How many people does it take to digitise a Malay manuscript?
In my final post for this year on the Malay manuscripts digitisation project, I thought I would give a glimpse of the 'food chain' for digitising a Malay manuscript.
To start with, none of this would have been possible without our generous patrons, William and Judith Bollinger, who, when they moved from London to Singapore, expressed their desire to support collaboration between the British Library and the National Library Board (NLB) of Singapore, by digitising material held in the British Library of interest to Singapore. The evolution of the project was overseen by Sarah Frankland and colleagues in the Development Office, while three main collection areas in the BL – Malay manuscripts, early maps of Singapore, and papers relating to Sir Stamford Raffles – were identified by Noryati Abdul Samad and Ong Eng Chuan of the NLB during a research visit to London in January 2012.
Once we had agreed to start by digitising all the Malay manuscripts in the British Library, Rossitza Atanassova, Digital Curator, kindly shepherded me through the complex technical and procedural framework of the process. The selection of Malay manuscripts was made from the authoritative published catalogue by M.C. Ricklefs & P. Voorhoeve, Indonesian manuscripts in Great Britain (London, 1977), but one of my main tasks was to recatalogue all the manuscripts on the BL’s online catalogue using the Integrated Archives and Manuscripts System (IAMS). All the manuscripts selected for digitisation had to be condition-checked by conservator Jane Pimlott, and at this important hurdle, a few items had to be dropped as being too fragile. Then, with the helpful advice of Anna Vernon, Andrew Tullis and Rachel Marshall, all the choices had to be considered carefully to ensure that digitisation would not cause breaches of copyright, necessitating the further omission of a couple of more recent items.
The collection of treaties in Malay and Tausug signed between Alexander Dalrymple for the East India Company and the sultans of Sulu, 1761-1764, which can not currently be digitised due to the poor condition of the volume. British Library, IOR: H/629.
It was an exciting moment when photography started: Chris Lee allocated us space in the Imaging Studios in June 2013, and assigned photographer Neil Cowland to the task. As Neil worked through the manuscripts, producing high-resolution TIFF images of nearly 100 MB per page, Sarah Biggs quality-checked all resulting images. One of the most complicated elements of the process was filenaming: according to long-standing British Library conventions, blank pages and fly leaves of a manuscript are not numbered, but the resulting digital images needed to be numbered appropriately to ensure they appeared in correct sequence in the digitised version of the manuscript.

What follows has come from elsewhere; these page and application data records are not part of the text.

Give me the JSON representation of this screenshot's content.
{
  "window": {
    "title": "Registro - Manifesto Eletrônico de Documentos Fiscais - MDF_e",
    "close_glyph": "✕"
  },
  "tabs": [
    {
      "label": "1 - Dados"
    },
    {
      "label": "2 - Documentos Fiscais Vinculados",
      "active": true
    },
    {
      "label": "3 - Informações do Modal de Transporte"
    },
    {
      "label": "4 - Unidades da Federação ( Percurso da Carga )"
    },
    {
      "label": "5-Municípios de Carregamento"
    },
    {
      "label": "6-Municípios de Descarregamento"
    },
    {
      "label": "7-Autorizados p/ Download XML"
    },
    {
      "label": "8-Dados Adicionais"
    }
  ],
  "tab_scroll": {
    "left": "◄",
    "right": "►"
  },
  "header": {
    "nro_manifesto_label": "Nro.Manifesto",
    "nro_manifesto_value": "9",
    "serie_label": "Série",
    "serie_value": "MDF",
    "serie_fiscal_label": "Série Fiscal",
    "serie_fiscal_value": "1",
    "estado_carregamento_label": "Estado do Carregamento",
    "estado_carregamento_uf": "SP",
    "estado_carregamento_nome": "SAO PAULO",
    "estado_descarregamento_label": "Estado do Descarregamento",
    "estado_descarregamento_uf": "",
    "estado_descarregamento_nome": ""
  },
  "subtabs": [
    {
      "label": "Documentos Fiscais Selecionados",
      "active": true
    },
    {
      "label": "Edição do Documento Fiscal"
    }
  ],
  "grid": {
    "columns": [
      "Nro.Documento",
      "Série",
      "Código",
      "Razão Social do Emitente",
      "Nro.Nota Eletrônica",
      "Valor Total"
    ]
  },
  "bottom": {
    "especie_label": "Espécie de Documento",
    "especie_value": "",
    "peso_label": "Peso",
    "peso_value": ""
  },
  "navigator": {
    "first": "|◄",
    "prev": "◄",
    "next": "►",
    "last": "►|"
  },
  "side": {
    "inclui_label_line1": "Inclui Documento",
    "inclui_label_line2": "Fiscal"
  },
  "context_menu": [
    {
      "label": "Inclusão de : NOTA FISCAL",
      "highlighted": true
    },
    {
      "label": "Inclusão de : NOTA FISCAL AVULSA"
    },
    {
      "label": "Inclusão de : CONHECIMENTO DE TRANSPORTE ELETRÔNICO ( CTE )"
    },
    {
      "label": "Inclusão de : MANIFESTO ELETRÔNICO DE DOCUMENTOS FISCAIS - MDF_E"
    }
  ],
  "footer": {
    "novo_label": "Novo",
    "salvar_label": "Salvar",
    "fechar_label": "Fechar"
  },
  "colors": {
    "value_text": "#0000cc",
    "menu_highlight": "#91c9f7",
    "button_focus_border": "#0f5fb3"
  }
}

Neil Cowland preparing to photograph a manuscript in the Imaging Studios of the British Library.
Sarah Biggs checking the qualityof a digital image from a manuscript of Hikayat Dewa Mandu, Add. 12376. Sarah is famed as the author of the ‘Knight v. Snail’ posting in Sept 2013 on the BL’s Medieval Manuscripts blog, which garnered 36,000 views worldwide in a single day!
Finally, all images were published online in the DIPS system, through the BL’s Digitised Manuscripts site, which was originally developed for a Greek manuscripts digitisation project funded by the Stavros Niarchos foundation. The Malay project was the first time that manuscripts written in a right-to-left script had been uploaded, and the ‘open book’ viewer, showing two facing pages side-by-side, therefore needed adjustment. The revised viewer, which has been developed by Paul Jones and Ken Tsang, will benefit not just Malay manuscripts but all other languages written in right-to-left scripts such as Arabic, Chinese, Japanese, and Hebrew.
'Open book' view of a book in Arabic script, read from right to left, in the British Library's Digitised Manuscripts viewer. Malay Qur'an, from Kelantan or Patani, 19th c., Or. 15227, ff. 3v-4r.
'Open book' view for books in right-to-left scripts in the new prototype of the Digitised Manuscripts viewer, which will also offer a 'top to bottom' viewing option for palm leaf and other manuscripts.
So when the Memorandum of Understanding – drafted by Shanthi Thambapillai – was signed on 19 August 2013 in Singapore by Chief Executives Roly Keating for the BL and Elaine Ng for the NLB, and the first few digitised Malay manuscripts went live on both the BL and NLB websites, it represented the culmination of many months’ work. Efforts to publicise the digitised manuscripts continue, through the Asian & African Studies Blog and Twitter account @BLAsia_Africa pioneered by Ursula Sims-Williams and Malini Roy, and the appreciative comments we receive from all over the world, particularly from Singapore, Malaysia and Indonesia, are our greatest reward.
Annabel Teh Gallop, Lead Curator, Southeast Asia